Study material:
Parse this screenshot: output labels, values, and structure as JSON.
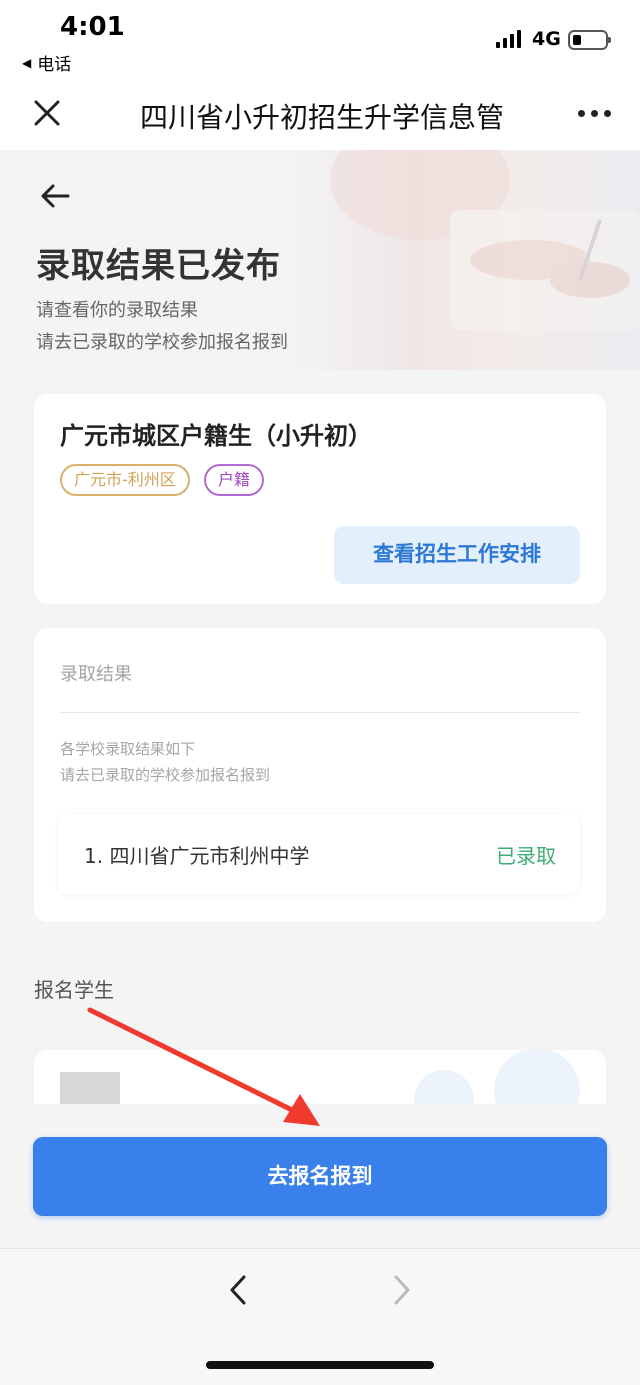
{
  "status_bar": {
    "time": "4:01",
    "back_app": "电话",
    "network": "4G"
  },
  "nav": {
    "title": "四川省小升初招生升学信息管"
  },
  "header": {
    "title": "录取结果已发布",
    "subtitle_lines": [
      "请查看你的录取结果",
      "请去已录取的学校参加报名报到"
    ]
  },
  "enrollment_card": {
    "title": "广元市城区户籍生（小升初）",
    "tags": [
      "广元市-利州区",
      "户籍"
    ],
    "schedule_button": "查看招生工作安排"
  },
  "result_card": {
    "label": "录取结果",
    "hint_lines": [
      "各学校录取结果如下",
      "请去已录取的学校参加报名报到"
    ],
    "schools": [
      {
        "name": "1. 四川省广元市利州中学",
        "status": "已录取"
      }
    ]
  },
  "students": {
    "label": "报名学生"
  },
  "primary_button": "去报名报到",
  "colors": {
    "primary": "#3a80ea",
    "admitted": "#3fad73",
    "region_tag": "#d3a254",
    "huji_tag": "#a24cc4",
    "annotation": "#f03a2e"
  }
}
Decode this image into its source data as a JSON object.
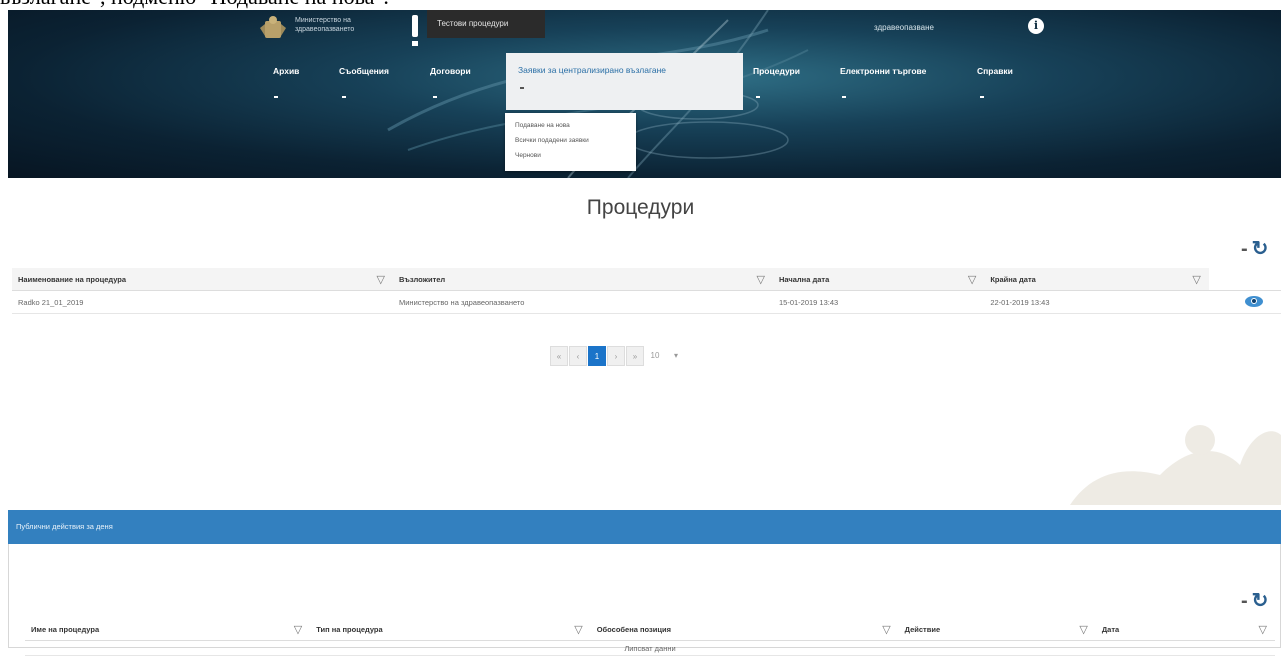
{
  "caption_text": "възлагане\", подменю \"Подаване на нова\".",
  "header": {
    "logo_text": "Министерство на здравеопазването",
    "procedure_badge": "Тестови процедури",
    "user_link": "здравеопазване",
    "info_icon": "i",
    "nav": [
      {
        "label": "Архив"
      },
      {
        "label": "Съобщения"
      },
      {
        "label": "Договори"
      },
      {
        "label": "Заявки за централизирано възлагане"
      },
      {
        "label": "Процедури"
      },
      {
        "label": "Електронни търгове"
      },
      {
        "label": "Справки"
      }
    ],
    "dropdown": [
      "Подаване на нова",
      "Всички подадени заявки",
      "Чернови"
    ],
    "colors": {
      "active_link": "#2a6fa6",
      "banner_dark": "#0b2233"
    }
  },
  "procedures": {
    "title": "Процедури",
    "toolbar": {
      "minus": "-",
      "refresh": "↻"
    },
    "columns": [
      "Наименование на процедура",
      "Възложител",
      "Начална дата",
      "Крайна дата"
    ],
    "filter_icon": "▽",
    "rows": [
      {
        "name": "Radko 21_01_2019",
        "contracting": "Министерство на здравеопазването",
        "start": "15-01-2019 13:43",
        "end": "22-01-2019 13:43"
      }
    ],
    "pager": {
      "first": "«",
      "prev": "‹",
      "current": "1",
      "next": "›",
      "last": "»",
      "page_size": "10",
      "size_toggle": "▾"
    }
  },
  "today_panel": {
    "title": "Публични действия за деня",
    "toolbar": {
      "minus": "-",
      "refresh": "↻"
    },
    "columns": [
      "Име на процедура",
      "Тип на процедура",
      "Обособена позиция",
      "Действие",
      "Дата"
    ],
    "filter_icon": "▽",
    "empty_text": "Липсват данни"
  }
}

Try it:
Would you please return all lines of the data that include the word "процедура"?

Solution to the problem:
      "Наименование на процедура",
      "Име на процедура",
      "Тип на процедура",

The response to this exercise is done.